Born and raised in the suburbs of Oklahoma City, Randall Barnes has his BFA with an emphasis in oil painting from Oklahoma State University. Randall’s work has appeared in Kansas City, Missouri and in the historic Paseo Arts District of Oklahoma City. He is the recipient of juried awards and grants. Randall’s work has been juried in several annual exhibitions, including Tulsa and Oklahoma City Momentum: Art Doesn’t Stand Still, and the PAA Annual Member’s Show on Paseo. Randall is also the Grand Prize winner of the Oklahoma Visual Arts Coalition Student Award of Excellence.
The “Red Shirt Collective” is a loosely autobiographical body of work inspired by my personal experience as a supervisor of the Graffiti Removal Unit for the Oklahoma City Police Department. I draw inspiration from art and art history, as well as pop-culture such as music, film, and literature. I am fascinated with cross-cultural exchange between the East and West. I am specifically interested in the exchange between eastern and western aesthetic traditions and their influence on decorative arts. I engage with the exchange through the long-standing relationship between Hip-Hop and Kung Fu.
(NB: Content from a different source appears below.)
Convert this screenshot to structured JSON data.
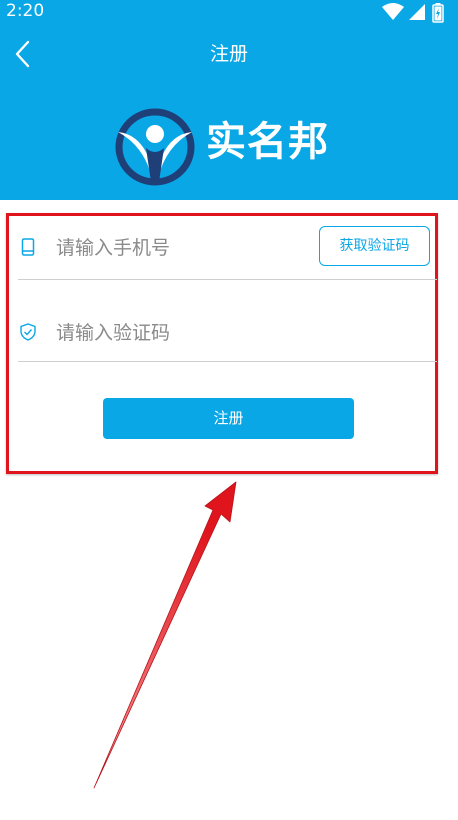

In Chinese, the term kung fu can be used in a context completely unrelated to martial arts. Kung Fu is made up of two characters: the first kung, can mean skillful work, hard training or endeavor. The second fu, means time spent. The two combined means time spent at skillful work or hard training. The Red Shirt Collective (as graffiti removers) are depicted in my work as embodiments of this definition of kung fu. As heroic kung fu artisans I portray the Red Shirt Collective in my image to reinforce the idea of the everyman.
To emphasize the aesthetic that is organically inherent in graffiti removal I contrast their minimalist forms with elaborate decorative artwork. Through oil painting and reductive print techniques, I address the idea of the graffiti remover as a heroic artisan. Constructing a narrative in this arrangement allows me to present a platform for conversation. The ambiguity of the narrative provides the viewer the opportunity to create their own story in response to the pieces. This interaction builds personal connection between the viewer and the artwork.